How enterprises can tap into mobile data to deliver value
Mobile World Congress is the launch platform for many of the year’s big smartphones, and I’m looking forward to seeing what innovative smartphones — as well as tablets, smart watches and other connected devices — will be unveiled at this year’s event. However, the significant innovation in the mobile world now goes far beyond the device. In fact, the greatest potential for innovation and the greatest opportunities lie in the connections between devices, users and enterprises. Essentially, it’s all about the mobile data.
According to Cisco, global mobile data traffic grew 63 percent last year, reaching over 7 billion gigabytes per month. That’s a measure of the volume of bandwidth mobile users consume, but see it as a proxy for their activity and all the data points the activity generates. Amicably, 7 billion GB equals a lot of taps, clicks and swipes, and it’s going to continue to grow. The IDC suggests actionable data will grow by 9.6 times by 2025, as reported by Forbes.
Mobile data is even richer than data generated by desktop users. According to a 2014 Economist article, PubMatic, a firm that helps publishers sell advertising space in real time, was able to provide some 50 to 70 data points about users on desktops and around 100 on mobile, including the mobile device’s precise position, When you know not just who your users are and what they are doing, but also where they are, you have an incredibly powerful data set at your disposal.
From analytics to action
There’s plenty of data that’s not meaningful, which is why the “actionable” distinction from the IDC report is vital. The actual volume of data is growing at a slower rate, but leading organizations are getting smarter about ingesting that data to mine valuable insights.
Successful enterprises don’t just pull mobile data, analyze it and feed it into their next strategy session. It’s a loop that includes the user in real time, or as near-real time as possible. That’s where those additional data points — the “where,” as well as the “who and “what” — come into play.

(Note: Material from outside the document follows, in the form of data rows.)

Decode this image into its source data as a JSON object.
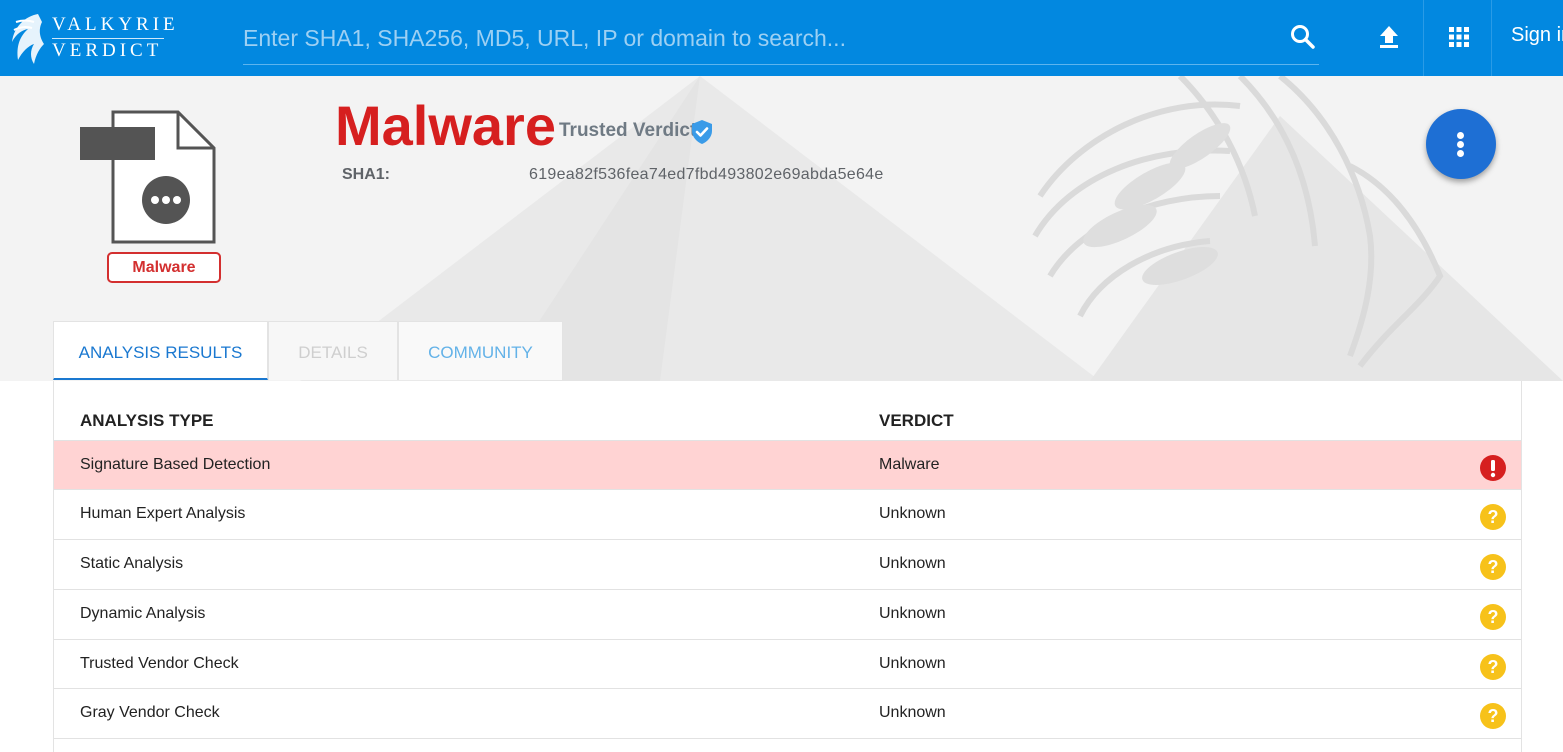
{
  "brand": {
    "line1": "VALKYRIE",
    "line2": "VERDICT"
  },
  "search": {
    "placeholder": "Enter SHA1, SHA256, MD5, URL, IP or domain to search...",
    "value": ""
  },
  "nav": {
    "sign_in": "Sign in"
  },
  "file": {
    "badge": "Malware"
  },
  "verdict": {
    "title": "Malware",
    "trusted_label": "Trusted Verdict",
    "sha1_label": "SHA1:",
    "sha1_value": "619ea82f536fea74ed7fbd493802e69abda5e64e"
  },
  "tabs": [
    {
      "label": "ANALYSIS RESULTS",
      "active": true
    },
    {
      "label": "DETAILS",
      "active": false
    },
    {
      "label": "COMMUNITY",
      "active": false
    }
  ],
  "table": {
    "headers": {
      "type": "ANALYSIS TYPE",
      "verdict": "VERDICT"
    },
    "rows": [
      {
        "type": "Signature Based Detection",
        "verdict": "Malware",
        "icon": "error-icon"
      },
      {
        "type": "Human Expert Analysis",
        "verdict": "Unknown",
        "icon": "question-icon"
      },
      {
        "type": "Static Analysis",
        "verdict": "Unknown",
        "icon": "question-icon"
      },
      {
        "type": "Dynamic Analysis",
        "verdict": "Unknown",
        "icon": "question-icon"
      },
      {
        "type": "Trusted Vendor Check",
        "verdict": "Unknown",
        "icon": "question-icon"
      },
      {
        "type": "Gray Vendor Check",
        "verdict": "Unknown",
        "icon": "question-icon"
      }
    ]
  },
  "colors": {
    "topbar": "#0288e0",
    "malware_red": "#d61f1f",
    "alert_row": "#ffd3d3",
    "unknown_yellow": "#f7c21a",
    "accent_blue": "#1a78d0",
    "fab_blue": "#1e6fd4"
  }
}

For example, when you know a passenger is at the airport and know which flight she is planning to take, you can tell her about the weather at her destination or alert her to pending delays, connecting flight information or upgrade availability.
As IT strategists, we don’t want to drown in data, nor do we want our customers or employees to. The Pew Research Center found that one-third of smartphone users have turned off location tracking due to concerns about how their mobile data was being used. There are several reasons why customers prefer this privacy, and a careful mobile strategy will not add “too many alerts” to that list of reasons. In fact, many users need a compelling reason to entice them to keep it on. So, enterprises need to think carefully about the most valuable information to provide given the context. This could be as simple as automating a transaction to reflect a customer’s location — removing a click or two from the actions they need to take. Or, it could be as sophisticated as generating truly targeted, customized information about an activity the user is about to undertake.
Due to the enormous opportunity and the complexity involved in maximizing that opportunity, the next evolution of mobile will be focused around data. Consider how you can use that mobile data to deliver value to the enterprise and, more immediately, to the customer.